  • It exist at the level of individual behaviour, shaping the way that people relate to and speak about Roma;
  • It exist at the level of society as a whole, in the structures and policies which discriminate against the Roma.

The level of negative attitudes towards Roma:

  • In the same year, 91% of Lithuanians said that they would be uncomfortable with a Roma neighbour;
  • Opinion polls in other European countries have found that antigypsyism operates even in the absence of direct contact with the Roma.

The level of behaviour with Roma:

  • On average – every second Roma respondent was discriminated against at least once in the previous 12 months;
  • Roma who were discriminated against experienced on average 11 incidents of discrimination over a 12-month period;
  • On average – 1 in 4 Roma respondents were victims of personal crime, including assaults, threats, serious harassment, at least once in the previous 12 months;
  • On average – 1 in 5 Roma respondents were victims of racially motivated personal crime, including assaults, threats and serious harassment, at least once in the previous 12 months.

Our actions are usually affected by our attitude.
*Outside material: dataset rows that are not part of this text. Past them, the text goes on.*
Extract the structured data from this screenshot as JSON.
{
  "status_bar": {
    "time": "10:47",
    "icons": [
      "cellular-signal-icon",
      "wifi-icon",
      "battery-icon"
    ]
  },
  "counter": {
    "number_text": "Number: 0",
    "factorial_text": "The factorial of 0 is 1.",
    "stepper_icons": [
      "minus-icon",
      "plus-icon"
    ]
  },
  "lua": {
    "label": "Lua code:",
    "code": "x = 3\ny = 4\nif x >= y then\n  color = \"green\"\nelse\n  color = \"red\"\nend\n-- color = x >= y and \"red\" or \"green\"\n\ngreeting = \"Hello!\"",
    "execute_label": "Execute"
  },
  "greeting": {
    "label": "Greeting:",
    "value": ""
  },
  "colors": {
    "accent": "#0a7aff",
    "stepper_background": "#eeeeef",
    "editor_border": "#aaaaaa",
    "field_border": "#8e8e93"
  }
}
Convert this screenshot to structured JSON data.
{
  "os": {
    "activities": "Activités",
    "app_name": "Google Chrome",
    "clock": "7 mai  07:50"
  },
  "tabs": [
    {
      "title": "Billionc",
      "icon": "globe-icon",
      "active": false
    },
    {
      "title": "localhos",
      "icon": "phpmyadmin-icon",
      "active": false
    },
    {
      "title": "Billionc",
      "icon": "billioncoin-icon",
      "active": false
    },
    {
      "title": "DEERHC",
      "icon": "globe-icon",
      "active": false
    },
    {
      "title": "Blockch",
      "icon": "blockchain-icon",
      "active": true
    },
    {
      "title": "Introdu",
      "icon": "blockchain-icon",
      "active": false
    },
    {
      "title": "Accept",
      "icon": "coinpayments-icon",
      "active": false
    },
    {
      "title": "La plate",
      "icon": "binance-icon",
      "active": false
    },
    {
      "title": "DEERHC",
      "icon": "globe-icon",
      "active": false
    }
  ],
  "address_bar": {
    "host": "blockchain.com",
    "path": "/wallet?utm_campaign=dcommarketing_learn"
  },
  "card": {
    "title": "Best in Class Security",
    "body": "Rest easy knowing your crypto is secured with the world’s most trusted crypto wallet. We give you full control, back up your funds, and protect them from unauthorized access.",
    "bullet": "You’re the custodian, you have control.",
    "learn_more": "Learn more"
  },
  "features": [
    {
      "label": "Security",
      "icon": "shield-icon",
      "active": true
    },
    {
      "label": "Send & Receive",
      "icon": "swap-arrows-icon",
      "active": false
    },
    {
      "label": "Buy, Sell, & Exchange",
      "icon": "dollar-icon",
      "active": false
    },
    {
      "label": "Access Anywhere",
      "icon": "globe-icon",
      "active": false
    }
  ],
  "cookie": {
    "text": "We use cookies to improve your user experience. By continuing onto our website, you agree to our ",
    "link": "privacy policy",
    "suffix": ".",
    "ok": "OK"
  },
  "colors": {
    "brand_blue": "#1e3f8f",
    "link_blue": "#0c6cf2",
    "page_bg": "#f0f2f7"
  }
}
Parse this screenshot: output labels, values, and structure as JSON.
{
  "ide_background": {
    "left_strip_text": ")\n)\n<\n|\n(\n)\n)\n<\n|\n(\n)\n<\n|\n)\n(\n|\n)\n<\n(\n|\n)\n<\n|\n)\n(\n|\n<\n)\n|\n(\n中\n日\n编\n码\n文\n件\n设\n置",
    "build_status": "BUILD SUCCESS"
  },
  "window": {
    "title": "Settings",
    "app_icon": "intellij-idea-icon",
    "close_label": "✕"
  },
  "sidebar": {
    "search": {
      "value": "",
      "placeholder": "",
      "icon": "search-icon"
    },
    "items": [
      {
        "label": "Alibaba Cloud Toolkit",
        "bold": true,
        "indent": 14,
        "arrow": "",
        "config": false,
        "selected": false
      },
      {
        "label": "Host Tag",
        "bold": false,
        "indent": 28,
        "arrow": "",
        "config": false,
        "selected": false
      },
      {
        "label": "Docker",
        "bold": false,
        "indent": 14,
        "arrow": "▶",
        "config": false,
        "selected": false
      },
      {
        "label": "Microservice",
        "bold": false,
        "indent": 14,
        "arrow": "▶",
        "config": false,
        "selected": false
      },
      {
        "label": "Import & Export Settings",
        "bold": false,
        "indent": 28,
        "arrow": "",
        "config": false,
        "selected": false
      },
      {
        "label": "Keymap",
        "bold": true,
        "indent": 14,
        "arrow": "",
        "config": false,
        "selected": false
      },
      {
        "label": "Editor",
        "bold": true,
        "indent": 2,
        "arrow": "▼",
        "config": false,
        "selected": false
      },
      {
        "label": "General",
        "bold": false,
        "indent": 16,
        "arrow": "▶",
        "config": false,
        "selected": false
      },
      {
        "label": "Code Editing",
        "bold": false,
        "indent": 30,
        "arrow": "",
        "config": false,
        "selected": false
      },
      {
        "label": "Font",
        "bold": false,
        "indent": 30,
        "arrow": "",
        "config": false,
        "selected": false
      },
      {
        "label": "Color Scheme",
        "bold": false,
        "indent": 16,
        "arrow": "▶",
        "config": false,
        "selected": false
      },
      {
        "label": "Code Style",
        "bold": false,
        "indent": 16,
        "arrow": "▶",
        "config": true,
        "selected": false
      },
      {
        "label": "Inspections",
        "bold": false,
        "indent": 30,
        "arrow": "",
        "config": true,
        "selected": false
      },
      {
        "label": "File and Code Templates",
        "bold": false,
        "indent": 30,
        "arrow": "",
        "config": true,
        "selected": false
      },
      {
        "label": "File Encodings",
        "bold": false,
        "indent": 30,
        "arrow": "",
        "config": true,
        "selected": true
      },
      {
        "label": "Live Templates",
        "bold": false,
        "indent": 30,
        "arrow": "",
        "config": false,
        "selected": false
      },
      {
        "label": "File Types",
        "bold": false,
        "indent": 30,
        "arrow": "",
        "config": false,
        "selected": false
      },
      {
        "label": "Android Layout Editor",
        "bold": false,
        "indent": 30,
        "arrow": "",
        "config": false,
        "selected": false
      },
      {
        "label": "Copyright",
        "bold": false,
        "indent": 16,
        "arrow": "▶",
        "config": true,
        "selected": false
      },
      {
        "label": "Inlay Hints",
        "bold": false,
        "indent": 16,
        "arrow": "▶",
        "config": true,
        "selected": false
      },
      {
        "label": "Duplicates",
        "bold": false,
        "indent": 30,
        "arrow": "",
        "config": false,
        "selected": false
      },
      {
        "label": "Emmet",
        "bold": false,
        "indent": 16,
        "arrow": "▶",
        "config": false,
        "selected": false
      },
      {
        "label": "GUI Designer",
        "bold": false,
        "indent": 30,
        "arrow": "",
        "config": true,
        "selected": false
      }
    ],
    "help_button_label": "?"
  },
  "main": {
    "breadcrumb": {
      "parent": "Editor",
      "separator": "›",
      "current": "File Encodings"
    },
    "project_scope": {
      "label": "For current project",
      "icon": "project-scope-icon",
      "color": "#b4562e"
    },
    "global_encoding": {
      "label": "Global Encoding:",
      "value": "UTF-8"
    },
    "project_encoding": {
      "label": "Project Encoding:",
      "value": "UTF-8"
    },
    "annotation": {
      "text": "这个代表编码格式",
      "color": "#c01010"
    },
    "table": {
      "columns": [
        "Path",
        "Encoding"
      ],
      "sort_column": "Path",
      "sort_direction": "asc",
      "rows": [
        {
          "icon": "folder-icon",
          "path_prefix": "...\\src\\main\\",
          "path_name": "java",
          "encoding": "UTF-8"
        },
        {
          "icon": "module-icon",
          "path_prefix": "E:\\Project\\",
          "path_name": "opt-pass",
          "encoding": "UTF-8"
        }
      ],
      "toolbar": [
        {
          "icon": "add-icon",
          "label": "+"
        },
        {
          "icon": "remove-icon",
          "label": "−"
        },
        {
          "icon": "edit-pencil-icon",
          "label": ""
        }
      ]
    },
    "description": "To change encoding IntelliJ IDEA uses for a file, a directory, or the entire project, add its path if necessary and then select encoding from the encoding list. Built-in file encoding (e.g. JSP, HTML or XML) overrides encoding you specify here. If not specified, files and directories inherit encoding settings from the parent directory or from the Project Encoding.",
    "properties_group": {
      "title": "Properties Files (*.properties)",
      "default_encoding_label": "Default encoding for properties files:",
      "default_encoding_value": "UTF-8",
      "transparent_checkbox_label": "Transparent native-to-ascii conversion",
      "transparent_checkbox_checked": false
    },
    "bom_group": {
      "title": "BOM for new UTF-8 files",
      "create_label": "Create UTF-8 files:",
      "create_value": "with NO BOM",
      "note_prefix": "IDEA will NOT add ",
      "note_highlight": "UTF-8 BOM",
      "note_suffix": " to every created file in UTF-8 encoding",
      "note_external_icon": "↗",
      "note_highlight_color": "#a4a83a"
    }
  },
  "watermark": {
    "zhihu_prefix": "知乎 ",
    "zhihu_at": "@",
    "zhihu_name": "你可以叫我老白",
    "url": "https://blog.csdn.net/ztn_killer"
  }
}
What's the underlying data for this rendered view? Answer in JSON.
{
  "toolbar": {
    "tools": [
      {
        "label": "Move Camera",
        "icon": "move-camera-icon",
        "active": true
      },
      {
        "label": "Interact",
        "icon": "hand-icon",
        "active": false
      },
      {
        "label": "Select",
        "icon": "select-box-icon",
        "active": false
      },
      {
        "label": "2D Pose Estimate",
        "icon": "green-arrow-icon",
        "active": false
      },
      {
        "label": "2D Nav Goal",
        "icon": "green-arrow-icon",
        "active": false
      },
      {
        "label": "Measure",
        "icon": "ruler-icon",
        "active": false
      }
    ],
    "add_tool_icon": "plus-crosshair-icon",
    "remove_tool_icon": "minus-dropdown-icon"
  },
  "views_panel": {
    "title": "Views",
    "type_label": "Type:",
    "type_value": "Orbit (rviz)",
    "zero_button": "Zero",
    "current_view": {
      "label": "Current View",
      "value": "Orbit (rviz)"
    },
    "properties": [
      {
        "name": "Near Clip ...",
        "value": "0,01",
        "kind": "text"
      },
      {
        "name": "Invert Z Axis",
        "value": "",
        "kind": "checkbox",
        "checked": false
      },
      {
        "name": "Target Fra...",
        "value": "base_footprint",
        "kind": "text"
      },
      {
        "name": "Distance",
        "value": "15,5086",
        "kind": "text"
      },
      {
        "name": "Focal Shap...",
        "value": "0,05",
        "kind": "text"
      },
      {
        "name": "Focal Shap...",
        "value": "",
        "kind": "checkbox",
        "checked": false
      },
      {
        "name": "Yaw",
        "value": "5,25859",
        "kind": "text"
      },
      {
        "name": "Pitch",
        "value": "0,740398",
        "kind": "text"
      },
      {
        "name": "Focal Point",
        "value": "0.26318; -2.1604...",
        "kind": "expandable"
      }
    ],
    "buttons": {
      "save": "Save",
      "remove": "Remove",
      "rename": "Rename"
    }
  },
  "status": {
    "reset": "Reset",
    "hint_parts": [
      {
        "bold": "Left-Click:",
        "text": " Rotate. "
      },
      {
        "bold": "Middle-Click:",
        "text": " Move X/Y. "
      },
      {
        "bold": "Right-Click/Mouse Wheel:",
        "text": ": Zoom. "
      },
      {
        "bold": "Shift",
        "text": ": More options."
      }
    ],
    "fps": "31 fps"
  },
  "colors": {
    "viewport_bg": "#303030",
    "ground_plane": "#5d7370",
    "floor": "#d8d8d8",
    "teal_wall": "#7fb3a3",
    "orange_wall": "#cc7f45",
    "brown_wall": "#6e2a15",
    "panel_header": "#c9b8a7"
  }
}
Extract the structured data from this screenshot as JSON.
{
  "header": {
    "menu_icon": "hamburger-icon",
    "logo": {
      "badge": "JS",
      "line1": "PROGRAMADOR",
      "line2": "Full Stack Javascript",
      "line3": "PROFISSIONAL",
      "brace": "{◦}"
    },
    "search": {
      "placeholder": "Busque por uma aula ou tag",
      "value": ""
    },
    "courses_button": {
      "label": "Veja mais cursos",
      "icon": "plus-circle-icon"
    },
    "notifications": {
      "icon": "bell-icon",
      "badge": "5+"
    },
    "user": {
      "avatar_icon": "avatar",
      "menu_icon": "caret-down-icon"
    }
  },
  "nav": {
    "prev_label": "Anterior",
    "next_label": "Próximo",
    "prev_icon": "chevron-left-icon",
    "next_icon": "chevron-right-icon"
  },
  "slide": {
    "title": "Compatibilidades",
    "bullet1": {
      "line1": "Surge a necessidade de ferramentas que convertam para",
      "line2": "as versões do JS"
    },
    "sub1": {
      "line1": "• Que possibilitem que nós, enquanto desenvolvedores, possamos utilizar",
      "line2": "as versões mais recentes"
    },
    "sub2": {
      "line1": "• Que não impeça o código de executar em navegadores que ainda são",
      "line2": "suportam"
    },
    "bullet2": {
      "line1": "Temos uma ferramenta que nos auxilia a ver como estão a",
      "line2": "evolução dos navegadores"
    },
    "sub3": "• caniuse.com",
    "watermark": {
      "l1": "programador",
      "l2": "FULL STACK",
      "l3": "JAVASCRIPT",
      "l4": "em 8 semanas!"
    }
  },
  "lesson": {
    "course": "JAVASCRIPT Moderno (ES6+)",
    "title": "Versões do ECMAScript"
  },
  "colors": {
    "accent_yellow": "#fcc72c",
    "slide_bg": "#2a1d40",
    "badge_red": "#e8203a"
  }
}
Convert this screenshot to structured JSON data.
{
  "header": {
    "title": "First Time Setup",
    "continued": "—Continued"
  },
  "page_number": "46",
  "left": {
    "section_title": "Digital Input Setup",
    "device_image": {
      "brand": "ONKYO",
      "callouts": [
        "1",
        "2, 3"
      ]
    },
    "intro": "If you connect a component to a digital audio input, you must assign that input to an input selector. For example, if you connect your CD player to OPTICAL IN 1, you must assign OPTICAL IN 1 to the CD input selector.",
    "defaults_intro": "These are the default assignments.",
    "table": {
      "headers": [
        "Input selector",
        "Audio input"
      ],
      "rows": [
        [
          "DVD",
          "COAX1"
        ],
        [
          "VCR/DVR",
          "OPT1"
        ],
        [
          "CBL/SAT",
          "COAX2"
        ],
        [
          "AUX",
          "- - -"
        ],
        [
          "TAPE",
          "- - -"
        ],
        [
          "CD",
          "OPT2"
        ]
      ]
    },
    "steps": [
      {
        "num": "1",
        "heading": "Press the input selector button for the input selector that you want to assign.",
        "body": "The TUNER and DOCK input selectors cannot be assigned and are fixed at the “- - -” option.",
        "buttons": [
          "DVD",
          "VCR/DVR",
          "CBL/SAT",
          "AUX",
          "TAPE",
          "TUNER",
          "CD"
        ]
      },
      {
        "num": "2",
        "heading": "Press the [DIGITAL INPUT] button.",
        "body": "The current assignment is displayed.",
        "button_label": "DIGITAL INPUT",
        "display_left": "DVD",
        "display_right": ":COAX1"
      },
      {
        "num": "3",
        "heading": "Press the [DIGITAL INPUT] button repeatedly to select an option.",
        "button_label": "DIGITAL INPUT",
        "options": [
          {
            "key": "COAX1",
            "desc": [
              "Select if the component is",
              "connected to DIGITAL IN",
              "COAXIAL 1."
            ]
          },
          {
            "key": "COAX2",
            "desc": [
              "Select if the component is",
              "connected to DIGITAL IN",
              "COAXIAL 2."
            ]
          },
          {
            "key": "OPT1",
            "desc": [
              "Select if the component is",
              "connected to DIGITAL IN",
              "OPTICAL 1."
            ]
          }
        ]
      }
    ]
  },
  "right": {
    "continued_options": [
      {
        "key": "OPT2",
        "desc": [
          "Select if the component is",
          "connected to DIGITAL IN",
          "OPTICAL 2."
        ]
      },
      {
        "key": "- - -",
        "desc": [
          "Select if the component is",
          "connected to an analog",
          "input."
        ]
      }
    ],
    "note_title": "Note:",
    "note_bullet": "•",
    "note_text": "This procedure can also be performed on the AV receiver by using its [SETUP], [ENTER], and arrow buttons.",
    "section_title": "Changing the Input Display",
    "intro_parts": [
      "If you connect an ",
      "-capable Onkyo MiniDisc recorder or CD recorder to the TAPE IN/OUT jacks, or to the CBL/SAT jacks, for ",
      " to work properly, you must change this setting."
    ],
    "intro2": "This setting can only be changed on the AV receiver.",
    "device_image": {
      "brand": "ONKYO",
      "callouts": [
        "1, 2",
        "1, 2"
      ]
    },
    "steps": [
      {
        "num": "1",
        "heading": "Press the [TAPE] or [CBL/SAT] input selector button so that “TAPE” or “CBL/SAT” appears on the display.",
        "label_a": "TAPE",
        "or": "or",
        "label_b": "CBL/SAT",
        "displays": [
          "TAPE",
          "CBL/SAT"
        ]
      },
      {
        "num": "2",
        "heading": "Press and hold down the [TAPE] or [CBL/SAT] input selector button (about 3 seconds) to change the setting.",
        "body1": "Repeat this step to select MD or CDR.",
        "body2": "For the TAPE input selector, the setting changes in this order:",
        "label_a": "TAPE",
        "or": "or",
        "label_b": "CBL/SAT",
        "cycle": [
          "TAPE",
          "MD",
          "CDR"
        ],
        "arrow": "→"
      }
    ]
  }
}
It also affects ones who are affected by our behavior. Racist attitude directed against Roma often result in hatred and racist speech, and sometimes in even more harmful behavior such as physical violence.

Negative attitude towards the Roma affects their vulnerability. In some areas, Roma’s access to health services, full-fledged education and employment have decreased.

In certain countries, the negative attitude towards Roma is manifested due to the fact that not all Roma have identity documents, especially when registering children to study in schools. The lack of public transport or its funding, bullying, as well as the lack of learning tools, are the main obstacles for Roma children to pursue education.

The implemented policies and practices in the field of education often distinguish Roma children from other children – this is the conclusion reached by the Council of Europe. Education services currently remain inaccessible to Roma living in isolated communities, it might be either a remote village or a section of the city.